Men Say 'Hammered', Women Say 'Buzzed': Just Semantics or Deeper Meaning?
When it comes to drinking, men and women are as different as it gets. Men say they are feeling "hammered", while women tend to say they just a little "buzzed," is there a difference?
The study, published in Alcoholism: Clinical & Experimental Research, asked college boys and girls to describe how they feel after they've had some alcohol to drink. They found that men tend to exaggerate how drunk they are, while women tended to use more moderate terms like "tipsy" or "buzzed" to women, even when they were heavily intoxicated. Men used terms like "hammered," "trashed" or "wasted."
"Drinkers use a complex set of physical and cognitive indicators to estimate intoxication," said Ash Levitt, a research scientist at the Research Institute on Addictions at the University at Buffalo, SUNY.
"In order to quickly and easily communicate various levels of intoxication, drinkers distill these indicators down into distinct sets of natural language terms for intoxication, such as 'tipsy' or 'wasted.' Understanding this language is important as these terms reflect levels of intoxication as well as whether individuals are accurately estimating intoxication levels when they use these terms."
In a study conducted in 2007, scientists surveyed 145 undergrads at a Midwestern university, asking them to apply drunken descriptors to a range of fictional vignettes featuring men or women.
Saying that one is feeling "tipsy" when they are in fact, very drunk, isn't just semantics, according to study co-author Ash Levitt, a research scientist at the Research Institute on Addictions at University of Buffalo, SUNY.

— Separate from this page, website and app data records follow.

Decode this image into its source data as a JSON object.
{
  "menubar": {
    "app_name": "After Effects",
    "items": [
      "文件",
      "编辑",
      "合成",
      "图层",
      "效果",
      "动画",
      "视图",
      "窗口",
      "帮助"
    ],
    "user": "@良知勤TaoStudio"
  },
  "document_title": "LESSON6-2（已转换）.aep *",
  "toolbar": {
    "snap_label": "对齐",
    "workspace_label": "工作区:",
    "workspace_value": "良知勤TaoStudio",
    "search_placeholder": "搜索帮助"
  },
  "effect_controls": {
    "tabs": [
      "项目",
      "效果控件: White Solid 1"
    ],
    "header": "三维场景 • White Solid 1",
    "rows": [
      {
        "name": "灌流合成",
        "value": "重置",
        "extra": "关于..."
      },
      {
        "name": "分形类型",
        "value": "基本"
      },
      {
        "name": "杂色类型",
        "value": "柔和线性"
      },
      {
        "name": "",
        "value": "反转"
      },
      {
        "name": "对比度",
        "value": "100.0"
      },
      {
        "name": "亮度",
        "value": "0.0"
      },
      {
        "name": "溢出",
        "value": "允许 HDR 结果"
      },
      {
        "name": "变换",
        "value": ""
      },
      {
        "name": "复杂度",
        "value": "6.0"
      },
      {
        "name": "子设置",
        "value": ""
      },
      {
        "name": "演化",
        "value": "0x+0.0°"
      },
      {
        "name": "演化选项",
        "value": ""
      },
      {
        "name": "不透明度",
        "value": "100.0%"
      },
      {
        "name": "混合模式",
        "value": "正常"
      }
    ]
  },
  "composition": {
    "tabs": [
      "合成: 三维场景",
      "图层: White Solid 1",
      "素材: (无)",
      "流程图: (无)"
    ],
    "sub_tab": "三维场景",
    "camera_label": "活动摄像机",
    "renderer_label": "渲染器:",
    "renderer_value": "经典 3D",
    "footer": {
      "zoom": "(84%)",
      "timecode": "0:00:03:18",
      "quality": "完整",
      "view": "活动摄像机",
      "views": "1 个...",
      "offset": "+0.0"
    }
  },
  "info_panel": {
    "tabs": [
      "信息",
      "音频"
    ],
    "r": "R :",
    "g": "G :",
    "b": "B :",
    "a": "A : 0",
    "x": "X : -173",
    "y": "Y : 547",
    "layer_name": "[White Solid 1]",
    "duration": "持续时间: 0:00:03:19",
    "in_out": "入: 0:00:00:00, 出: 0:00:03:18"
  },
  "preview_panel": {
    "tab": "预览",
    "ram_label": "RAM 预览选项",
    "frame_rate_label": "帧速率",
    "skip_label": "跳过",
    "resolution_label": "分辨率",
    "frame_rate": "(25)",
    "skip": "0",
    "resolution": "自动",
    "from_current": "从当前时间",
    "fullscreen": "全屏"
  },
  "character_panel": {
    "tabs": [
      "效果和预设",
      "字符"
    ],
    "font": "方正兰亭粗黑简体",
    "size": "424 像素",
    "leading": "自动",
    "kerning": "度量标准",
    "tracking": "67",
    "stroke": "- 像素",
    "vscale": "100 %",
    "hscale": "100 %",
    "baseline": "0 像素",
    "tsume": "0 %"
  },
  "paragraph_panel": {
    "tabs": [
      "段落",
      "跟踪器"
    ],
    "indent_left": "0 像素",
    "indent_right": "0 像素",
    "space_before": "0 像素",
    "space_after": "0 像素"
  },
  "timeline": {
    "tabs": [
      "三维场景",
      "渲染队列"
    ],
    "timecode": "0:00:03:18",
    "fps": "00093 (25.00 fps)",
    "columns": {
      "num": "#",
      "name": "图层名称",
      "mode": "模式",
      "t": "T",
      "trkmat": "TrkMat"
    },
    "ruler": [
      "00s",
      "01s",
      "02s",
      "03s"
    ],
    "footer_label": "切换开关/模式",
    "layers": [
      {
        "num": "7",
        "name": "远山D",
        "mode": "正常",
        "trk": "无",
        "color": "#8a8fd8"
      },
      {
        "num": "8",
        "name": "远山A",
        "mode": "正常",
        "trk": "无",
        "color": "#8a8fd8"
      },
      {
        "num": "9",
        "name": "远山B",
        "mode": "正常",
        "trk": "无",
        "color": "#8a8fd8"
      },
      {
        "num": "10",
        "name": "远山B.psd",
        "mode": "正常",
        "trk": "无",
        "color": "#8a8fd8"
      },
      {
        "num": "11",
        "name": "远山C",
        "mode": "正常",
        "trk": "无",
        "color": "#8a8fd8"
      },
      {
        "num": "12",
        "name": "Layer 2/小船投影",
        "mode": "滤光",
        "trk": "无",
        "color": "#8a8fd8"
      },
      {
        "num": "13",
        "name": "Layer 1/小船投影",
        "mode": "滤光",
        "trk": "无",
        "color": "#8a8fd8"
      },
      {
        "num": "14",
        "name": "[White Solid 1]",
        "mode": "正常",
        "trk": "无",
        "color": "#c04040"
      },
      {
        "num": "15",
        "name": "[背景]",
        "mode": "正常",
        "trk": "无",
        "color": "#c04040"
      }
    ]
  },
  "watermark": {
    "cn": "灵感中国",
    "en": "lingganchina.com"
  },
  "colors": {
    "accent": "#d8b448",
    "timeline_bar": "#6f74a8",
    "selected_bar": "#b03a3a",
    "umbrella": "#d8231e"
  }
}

"One potential real-world implication that this research suggests is that women may be at increased risk for alcohol-related consequences such as drunk driving if they or their friends underestimate how intoxicated they are ... when, in fact, they are heavily intoxicated and heavy terms would be more accurate," he said in a statement.